The Carriage Roads – Part One
These roads were designed and built by John D. Rockefeller Jr., who also donated over 11,000 acres of his private property to help form the National Park. The roads were built between 1913 and 1940. At the time of their construction, many miles of the road were on his private land which was later donated to the park.
I personally find it interesting that a man whose family made their fortune from oil (the Rockefellers owned Standard Oil Company), was so passionate about developing a system of roads prohibiting automobiles, roads that would enhance nature and afford easier enjoyment of the beauty of this place without the noise of the machine powered by gasoline.
Mr. Rockefeller’s approach was to reveal beauty, not make a beautiful arrangement. His granddaughter describes it as follows in her book ” Mr. Rockefeller’s Roads” :
“the grade of each segment, the degree of curvature, and the line of the road had to carry viewers so smoothly from one spot to another that they would not be aware of the transitions.

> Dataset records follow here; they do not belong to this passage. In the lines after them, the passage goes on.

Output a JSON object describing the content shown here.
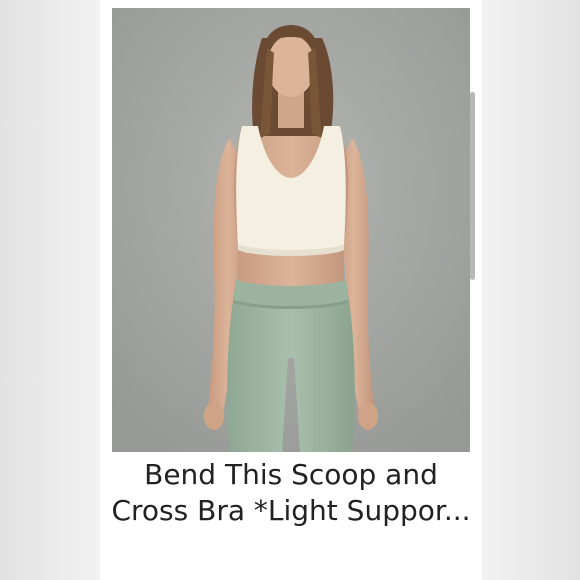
{
  "product": {
    "title_line1": "Bend This Scoop and",
    "title_line2": "Cross Bra *Light Suppor...",
    "image_icon": "product-photo"
  },
  "colors": {
    "photo_background": "#a3a5a2",
    "top_color": "#f4efe1",
    "leggings_color": "#9fb6a3",
    "card_background": "#ffffff"
  }
}
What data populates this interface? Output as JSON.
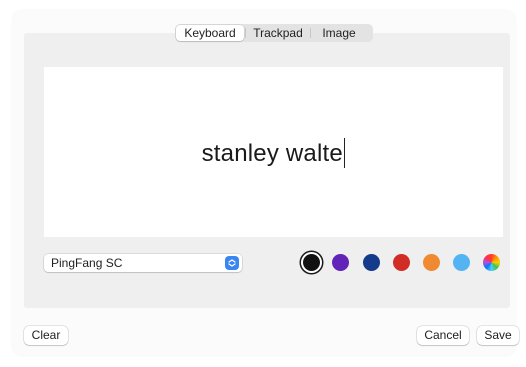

The elements, bridges, gate houses, culverts, and the roadbeds themselves are appropriate to their particular function, each designed for its place. The reforestation and extensive roadside plantings were designed to let the roads blend back into the landscape.”
The views were of utmost importance in the design of the roads. For example, today I hiked a five-mile loop of the carriage roads known as “Sargent Mountain Road”. As I approached the crest of the hill, I could hear water, but could not see it. The crest of the road curved up and away to my left. When I reached the crest I was rewarded with a view of one of the beautiful bridges (man-made art) on my left and a beautiful 40 foot waterfall (natural art) on my right.
Some of the roads offer grand vistas overlooking mountains, lakes, and ocean. Others are more subtle, moving the hiker through woods and near streams and small ponds. Some combine both grand and humble elements.
Today, my hike took me over three bridges. The first pictures above was a large structure (note the size of the hiker in the yellow shirt for perspective). The last bridge I crossed was tiny by comparison, but equally impressive not for its grandeur but for its charm.
Today the roads and bridges are maintained by the park service as well as various volunteer organizations, including the one where I am volunteering, Friends of Acadia (see link).
In part two of my discussion of the carriage roads, I will discuss the materials and manpower needed to achieve this unique element in Acadia National Park.
I should add that my walk today was enhanced by temperatures of 45 degrees, sunshine, blue sky and puffy white clouds, and the sighting of a hawk, most likely a redtail.
Source: “Mr Rockefeller’s Roads. The untold story of Acadia’s Carriage roads and their creator”. by Ann Rockefeller Roberts. Published by Down East Books, copyright, 1990.